It works the other way, too. Eovaldi is throwing just as hard as Richards is, but his fastball spin rate is considerably lower. He's got just a 5 percent swinging strike rate on his fastball, less than half of Richards' 10.7 percent rate (which is equal to that of Matt Harvey, who also has above-average spin). Joe Kelly, who throws harder than anyone, has an 8.6 percent swinging strike rate. Spin rate alone doesn't account for that -- control and having other good pitches certainly help -- but it's clearly something that sets Richards apart from other high-velocity starters.

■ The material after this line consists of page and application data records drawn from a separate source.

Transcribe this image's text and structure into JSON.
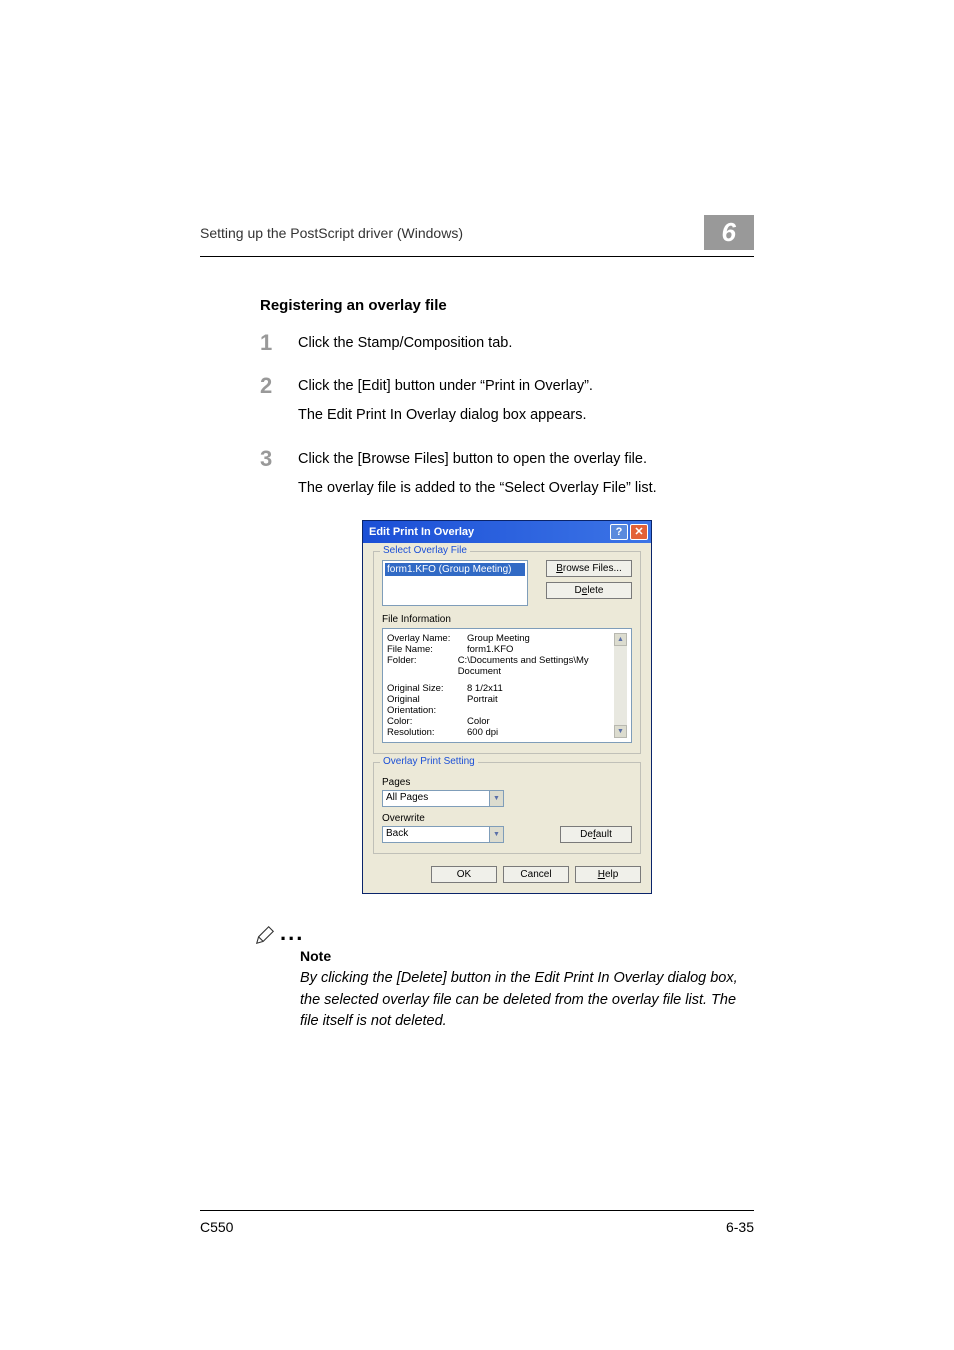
{
  "header": {
    "left": "Setting up the PostScript driver (Windows)",
    "chapter": "6"
  },
  "section": {
    "title": "Registering an overlay file"
  },
  "steps": [
    {
      "num": "1",
      "lines": [
        "Click the Stamp/Composition tab."
      ]
    },
    {
      "num": "2",
      "lines": [
        "Click the [Edit] button under “Print in Overlay”.",
        "The Edit Print In Overlay dialog box appears."
      ]
    },
    {
      "num": "3",
      "lines": [
        "Click the [Browse Files] button to open the overlay file.",
        "The overlay file is added to the “Select Overlay File” list."
      ]
    }
  ],
  "dialog": {
    "title": "Edit Print In Overlay",
    "group1": {
      "title": "Select Overlay File",
      "selected": "form1.KFO (Group Meeting)",
      "browse": "Browse Files...",
      "delete": "Delete",
      "file_info_label": "File Information",
      "info": {
        "overlay_name_l": "Overlay Name:",
        "overlay_name": "Group Meeting",
        "file_name_l": "File Name:",
        "file_name": "form1.KFO",
        "folder_l": "Folder:",
        "folder": "C:\\Documents and Settings\\My Document",
        "size_l": "Original Size:",
        "size": "8 1/2x11",
        "orient_l": "Original Orientation:",
        "orient": "Portrait",
        "color_l": "Color:",
        "color": "Color",
        "res_l": "Resolution:",
        "res": "600 dpi"
      }
    },
    "group2": {
      "title": "Overlay Print Setting",
      "pages_label": "Pages",
      "pages_value": "All Pages",
      "overwrite_label": "Overwrite",
      "overwrite_value": "Back",
      "default": "Default"
    },
    "buttons": {
      "ok": "OK",
      "cancel": "Cancel",
      "help": "Help"
    }
  },
  "note": {
    "label": "Note",
    "text": "By clicking the [Delete] button in the Edit Print In Overlay dialog box, the selected overlay file can be deleted from the overlay file list. The file itself is not deleted."
  },
  "footer": {
    "left": "C550",
    "right": "6-35"
  }
}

Although Richards took the loss on Sunday as the Angels fell to the Orioles, 3-0, he was still sharp, allowing just two runs in 7 2/3 innings, striking out seven to go with one walk. He showed off his special skill in the sixth, when he fanned Delmon Young on a slider with a spin rate of 2951.143 to end the frame.
Spin rate is also worth noting because it's already affecting the way that some teams are building their rosters. Collin McHugh showed little in 15 games for the Mets and Rockies before the Astros took a chance on him, reportedly because they'd liked what they'd seen in the spin rate of his curveball. Nearly 200 innings later, McHugh has a 2.90 ERA as an Astro and at 27, is viewed as a big part of the team's future.
Back to Richards, he's not just getting by on that fastball. Along with his deadly slider -- which he spun low in the zone far more in 2014, to great effect -- he's become the ace of the Angels staff. Last year, no qualified pitcher in baseball allowed a lower slugging percentage against than Richards' .261. Just about no one throws as hard. Of those who do, just about no one spins the ball like Richards. He's a unique pitcher, and he's the best the Angels have.